The staff lawyers clearly were working in the tradition of adversaries; this would be acceptable if the adversary were ignorance or deception. The adversaries I perceive were the staff lawyers themselves. Each seemed to "protect" his own assigned group at the expense of getting to the heart of the matter by encouraging -- or even demanding cooperation with the other participants. The most frustrating problem for me was to get quantitative data -- and even consistent descriptions -- from the forensic pathologists.
Of somewhat less importance in gaining overall acceptance of what I consider to be a quite impressive improvement in understanding, was the manner in which the results of the investigation were conveyed in hearings. I don't propose to alter the trial-like atmosphere, but when long-winded engineers and Congressmen are allowed to waste literally hours on utter trivia, I do object.
I needn't remind you of the importance of managing time when many expensive people are participating and particularly when millions are watching. To allow staff and witnesses to overrun their planned allotments to the detriment of the whole planned presentation indicates that either the plan or its execution has been weak.
Clearly the participation of the Congressmen in subsequent questioning, though necessary, uses time somewhat inefficiently; even here enough experience must have accumulated to anticipate the problem and lead you and Chairman Stokes to deal with it.
Much of this rather negative reaction to the hearings themselves stems from my being strongly persuaded to rush through a difficult analysis at the last minute, abandon my regular pursuits for two days, try to boil down forty-five minutes of testimony to thirty, and then listen and watch while two hours' excellent testimony is allowed to dribble out over most of a day.

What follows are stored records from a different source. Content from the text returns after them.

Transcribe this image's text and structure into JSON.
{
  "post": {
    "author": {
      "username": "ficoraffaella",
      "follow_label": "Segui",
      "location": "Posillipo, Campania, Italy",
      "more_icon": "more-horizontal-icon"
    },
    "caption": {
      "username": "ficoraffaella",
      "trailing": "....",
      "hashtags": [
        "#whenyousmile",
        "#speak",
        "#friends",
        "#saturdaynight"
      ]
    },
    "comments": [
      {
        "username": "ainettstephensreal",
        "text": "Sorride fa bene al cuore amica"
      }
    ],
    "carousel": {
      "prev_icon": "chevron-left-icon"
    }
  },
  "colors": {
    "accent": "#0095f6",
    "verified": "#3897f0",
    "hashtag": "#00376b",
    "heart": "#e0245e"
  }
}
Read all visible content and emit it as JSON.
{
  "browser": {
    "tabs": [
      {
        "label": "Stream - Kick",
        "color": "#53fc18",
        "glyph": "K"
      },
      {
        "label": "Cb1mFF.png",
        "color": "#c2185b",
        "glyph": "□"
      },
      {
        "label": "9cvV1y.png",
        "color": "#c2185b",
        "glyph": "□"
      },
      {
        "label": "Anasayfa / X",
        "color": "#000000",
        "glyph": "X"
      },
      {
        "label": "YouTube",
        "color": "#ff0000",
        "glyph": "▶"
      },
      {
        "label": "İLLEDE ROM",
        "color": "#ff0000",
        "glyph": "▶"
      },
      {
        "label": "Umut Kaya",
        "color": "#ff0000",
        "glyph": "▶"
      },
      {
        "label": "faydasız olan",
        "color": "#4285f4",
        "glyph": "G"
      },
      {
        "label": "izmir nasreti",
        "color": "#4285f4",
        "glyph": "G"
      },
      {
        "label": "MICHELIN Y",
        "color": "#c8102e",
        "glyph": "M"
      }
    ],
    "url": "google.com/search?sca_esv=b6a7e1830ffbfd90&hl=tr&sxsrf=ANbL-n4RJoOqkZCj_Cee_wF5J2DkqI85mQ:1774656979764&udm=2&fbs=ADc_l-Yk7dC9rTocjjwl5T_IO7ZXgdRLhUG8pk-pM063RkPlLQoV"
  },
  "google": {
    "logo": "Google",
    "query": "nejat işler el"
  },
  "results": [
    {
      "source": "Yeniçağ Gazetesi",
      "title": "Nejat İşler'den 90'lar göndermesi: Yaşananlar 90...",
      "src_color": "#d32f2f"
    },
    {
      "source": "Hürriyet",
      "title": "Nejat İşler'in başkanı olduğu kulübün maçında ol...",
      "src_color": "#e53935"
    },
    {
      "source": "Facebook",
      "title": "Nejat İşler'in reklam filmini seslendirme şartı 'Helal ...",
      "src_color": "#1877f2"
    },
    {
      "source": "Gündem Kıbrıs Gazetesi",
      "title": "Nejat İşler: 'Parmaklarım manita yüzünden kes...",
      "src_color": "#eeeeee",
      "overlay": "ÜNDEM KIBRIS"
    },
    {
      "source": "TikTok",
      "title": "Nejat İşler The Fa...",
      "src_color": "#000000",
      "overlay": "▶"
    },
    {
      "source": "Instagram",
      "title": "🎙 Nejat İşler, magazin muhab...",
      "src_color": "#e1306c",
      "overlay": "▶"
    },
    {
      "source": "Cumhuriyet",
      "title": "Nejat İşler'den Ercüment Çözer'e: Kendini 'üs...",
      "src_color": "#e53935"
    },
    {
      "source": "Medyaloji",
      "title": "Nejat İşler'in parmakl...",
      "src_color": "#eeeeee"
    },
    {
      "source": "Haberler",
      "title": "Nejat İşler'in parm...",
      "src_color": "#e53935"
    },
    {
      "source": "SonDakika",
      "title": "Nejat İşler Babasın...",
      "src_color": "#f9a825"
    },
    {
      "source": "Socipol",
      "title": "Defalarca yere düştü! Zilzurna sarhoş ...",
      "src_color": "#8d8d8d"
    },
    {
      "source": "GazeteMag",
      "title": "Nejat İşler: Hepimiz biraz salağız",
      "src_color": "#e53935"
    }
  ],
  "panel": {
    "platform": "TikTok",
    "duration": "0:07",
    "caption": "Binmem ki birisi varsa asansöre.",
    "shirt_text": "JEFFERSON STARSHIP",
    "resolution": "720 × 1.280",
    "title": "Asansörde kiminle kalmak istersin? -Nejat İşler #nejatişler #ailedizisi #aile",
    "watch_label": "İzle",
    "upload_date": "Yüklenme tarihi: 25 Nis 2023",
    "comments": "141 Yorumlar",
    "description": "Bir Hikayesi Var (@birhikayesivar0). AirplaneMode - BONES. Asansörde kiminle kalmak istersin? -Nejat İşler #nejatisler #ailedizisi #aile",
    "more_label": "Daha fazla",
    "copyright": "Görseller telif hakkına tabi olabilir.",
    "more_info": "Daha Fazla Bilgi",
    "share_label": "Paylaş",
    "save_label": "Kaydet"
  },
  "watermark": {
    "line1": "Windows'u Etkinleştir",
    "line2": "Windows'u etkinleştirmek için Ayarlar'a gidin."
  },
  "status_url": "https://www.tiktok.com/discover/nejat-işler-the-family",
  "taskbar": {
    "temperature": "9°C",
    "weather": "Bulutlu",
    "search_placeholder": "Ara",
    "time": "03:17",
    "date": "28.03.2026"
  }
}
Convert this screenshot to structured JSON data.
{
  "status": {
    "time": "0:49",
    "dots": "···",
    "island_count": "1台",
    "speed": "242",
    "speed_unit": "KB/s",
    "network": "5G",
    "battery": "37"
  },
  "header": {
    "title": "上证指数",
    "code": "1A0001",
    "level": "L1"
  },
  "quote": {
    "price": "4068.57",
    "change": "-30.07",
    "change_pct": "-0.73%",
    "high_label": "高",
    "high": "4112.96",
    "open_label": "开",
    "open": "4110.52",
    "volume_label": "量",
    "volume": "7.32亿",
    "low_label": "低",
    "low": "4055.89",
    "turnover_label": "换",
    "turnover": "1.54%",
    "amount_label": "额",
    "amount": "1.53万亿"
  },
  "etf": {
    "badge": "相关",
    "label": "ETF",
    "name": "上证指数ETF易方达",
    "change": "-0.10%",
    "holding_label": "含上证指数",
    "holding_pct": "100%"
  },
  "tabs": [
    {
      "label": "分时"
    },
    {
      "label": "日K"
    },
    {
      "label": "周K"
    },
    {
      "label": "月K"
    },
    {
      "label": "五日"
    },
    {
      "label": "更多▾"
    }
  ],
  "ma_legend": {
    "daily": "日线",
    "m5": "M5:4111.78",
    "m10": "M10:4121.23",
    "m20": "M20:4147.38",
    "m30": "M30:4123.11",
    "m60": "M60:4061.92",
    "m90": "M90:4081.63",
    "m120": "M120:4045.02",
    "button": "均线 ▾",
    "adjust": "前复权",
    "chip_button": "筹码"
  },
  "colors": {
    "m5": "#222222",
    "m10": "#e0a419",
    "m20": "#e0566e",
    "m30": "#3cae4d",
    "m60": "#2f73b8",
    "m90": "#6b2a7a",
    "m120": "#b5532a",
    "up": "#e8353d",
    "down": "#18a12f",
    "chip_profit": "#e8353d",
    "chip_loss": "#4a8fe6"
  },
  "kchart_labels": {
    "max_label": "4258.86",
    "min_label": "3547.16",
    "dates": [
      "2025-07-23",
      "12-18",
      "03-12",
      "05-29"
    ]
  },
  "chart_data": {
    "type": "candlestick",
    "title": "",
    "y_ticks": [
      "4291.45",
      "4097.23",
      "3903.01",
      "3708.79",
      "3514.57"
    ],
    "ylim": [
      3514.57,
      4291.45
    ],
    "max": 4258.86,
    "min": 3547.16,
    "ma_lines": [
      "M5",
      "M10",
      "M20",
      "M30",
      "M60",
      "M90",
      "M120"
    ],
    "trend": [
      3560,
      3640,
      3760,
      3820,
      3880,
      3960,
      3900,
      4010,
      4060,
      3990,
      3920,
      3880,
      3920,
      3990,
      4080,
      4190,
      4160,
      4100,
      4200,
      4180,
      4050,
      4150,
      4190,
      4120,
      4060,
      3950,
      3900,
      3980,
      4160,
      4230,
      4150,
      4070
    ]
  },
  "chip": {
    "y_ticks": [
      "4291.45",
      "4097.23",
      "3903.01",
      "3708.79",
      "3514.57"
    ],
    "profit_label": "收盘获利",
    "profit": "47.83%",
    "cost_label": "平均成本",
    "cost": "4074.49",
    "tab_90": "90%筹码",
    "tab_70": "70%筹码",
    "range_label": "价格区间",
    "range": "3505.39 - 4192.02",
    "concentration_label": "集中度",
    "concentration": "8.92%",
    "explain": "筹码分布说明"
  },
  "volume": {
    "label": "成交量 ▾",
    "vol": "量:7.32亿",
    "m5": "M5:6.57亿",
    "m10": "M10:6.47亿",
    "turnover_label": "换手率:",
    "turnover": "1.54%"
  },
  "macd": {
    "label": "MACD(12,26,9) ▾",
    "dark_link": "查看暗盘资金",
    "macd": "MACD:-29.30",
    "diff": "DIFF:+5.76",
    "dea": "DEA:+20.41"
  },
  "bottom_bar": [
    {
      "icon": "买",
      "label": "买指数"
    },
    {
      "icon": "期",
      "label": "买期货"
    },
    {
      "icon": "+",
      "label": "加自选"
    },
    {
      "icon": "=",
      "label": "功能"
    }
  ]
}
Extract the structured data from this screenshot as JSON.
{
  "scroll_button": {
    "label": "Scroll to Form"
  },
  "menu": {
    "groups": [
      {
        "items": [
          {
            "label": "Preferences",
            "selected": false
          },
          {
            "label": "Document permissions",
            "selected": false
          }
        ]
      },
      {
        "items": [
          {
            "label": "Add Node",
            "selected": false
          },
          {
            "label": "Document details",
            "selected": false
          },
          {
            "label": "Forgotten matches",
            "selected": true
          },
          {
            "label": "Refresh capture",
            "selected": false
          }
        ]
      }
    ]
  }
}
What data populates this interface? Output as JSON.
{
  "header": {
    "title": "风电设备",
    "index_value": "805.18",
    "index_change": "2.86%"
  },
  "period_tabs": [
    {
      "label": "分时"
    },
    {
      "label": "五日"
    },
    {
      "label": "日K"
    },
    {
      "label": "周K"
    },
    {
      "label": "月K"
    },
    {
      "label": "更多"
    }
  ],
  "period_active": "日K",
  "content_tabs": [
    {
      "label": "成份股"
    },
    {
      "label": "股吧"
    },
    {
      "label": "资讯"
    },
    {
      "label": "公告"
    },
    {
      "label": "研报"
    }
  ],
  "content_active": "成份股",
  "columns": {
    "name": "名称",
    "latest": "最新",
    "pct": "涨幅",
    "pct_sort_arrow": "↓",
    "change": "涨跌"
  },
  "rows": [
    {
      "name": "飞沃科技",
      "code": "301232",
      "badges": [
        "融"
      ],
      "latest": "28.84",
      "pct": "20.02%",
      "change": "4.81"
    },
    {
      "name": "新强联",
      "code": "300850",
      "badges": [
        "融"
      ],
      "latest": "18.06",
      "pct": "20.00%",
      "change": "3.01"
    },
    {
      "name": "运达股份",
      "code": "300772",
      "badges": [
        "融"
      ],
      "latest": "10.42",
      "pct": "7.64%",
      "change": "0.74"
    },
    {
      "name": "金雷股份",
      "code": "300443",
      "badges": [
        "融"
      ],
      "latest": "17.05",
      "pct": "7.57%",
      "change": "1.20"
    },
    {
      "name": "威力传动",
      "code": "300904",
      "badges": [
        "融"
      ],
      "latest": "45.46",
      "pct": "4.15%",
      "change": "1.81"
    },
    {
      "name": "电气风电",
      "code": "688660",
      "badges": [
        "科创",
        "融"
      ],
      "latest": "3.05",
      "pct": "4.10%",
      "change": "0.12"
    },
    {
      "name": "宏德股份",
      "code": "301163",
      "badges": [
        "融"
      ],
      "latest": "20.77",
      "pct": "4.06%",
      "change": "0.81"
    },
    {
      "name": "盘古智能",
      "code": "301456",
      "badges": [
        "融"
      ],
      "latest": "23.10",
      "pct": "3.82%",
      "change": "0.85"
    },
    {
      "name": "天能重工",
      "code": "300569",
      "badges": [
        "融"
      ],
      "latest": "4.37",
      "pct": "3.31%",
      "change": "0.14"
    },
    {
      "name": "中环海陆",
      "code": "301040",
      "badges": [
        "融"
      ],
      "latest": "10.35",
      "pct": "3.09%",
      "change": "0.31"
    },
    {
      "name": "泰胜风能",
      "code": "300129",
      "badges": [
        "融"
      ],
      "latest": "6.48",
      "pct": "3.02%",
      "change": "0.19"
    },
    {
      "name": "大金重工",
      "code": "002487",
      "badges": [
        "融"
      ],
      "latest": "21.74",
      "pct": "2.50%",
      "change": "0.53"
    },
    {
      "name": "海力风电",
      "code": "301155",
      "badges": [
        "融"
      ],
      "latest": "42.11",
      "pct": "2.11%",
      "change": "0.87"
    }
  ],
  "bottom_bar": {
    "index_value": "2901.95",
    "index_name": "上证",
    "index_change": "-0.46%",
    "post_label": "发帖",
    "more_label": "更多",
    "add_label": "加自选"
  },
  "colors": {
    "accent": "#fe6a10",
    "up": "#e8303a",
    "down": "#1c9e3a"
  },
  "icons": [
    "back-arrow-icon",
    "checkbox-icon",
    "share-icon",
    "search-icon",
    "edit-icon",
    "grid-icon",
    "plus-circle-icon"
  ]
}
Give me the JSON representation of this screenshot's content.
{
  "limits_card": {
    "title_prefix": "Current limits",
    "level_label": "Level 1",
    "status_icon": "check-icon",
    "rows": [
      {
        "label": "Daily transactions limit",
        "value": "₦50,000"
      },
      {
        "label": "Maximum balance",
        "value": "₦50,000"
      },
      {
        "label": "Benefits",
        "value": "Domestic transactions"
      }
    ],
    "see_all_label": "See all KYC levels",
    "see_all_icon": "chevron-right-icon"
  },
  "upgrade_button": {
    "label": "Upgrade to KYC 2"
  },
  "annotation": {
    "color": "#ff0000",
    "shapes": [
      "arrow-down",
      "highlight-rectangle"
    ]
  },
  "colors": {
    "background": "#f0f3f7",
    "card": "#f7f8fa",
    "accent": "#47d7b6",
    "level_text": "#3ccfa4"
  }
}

Permit me to end my not altogether complimentary letter by saying that it was for the most part an interesting and enjoyable experience. On balance, the entire effort would be justified solely by the strong indication of conspiracy at the Plaza. I particularly enjoyed working with Jane Downey and Mickey Goldsmith. Their help in piercing some of the partitions and their remarkably quick, intelligent response to my needs was exemplary. They also proved to be good critics in helping me make my results clear.
Thomas N. Canning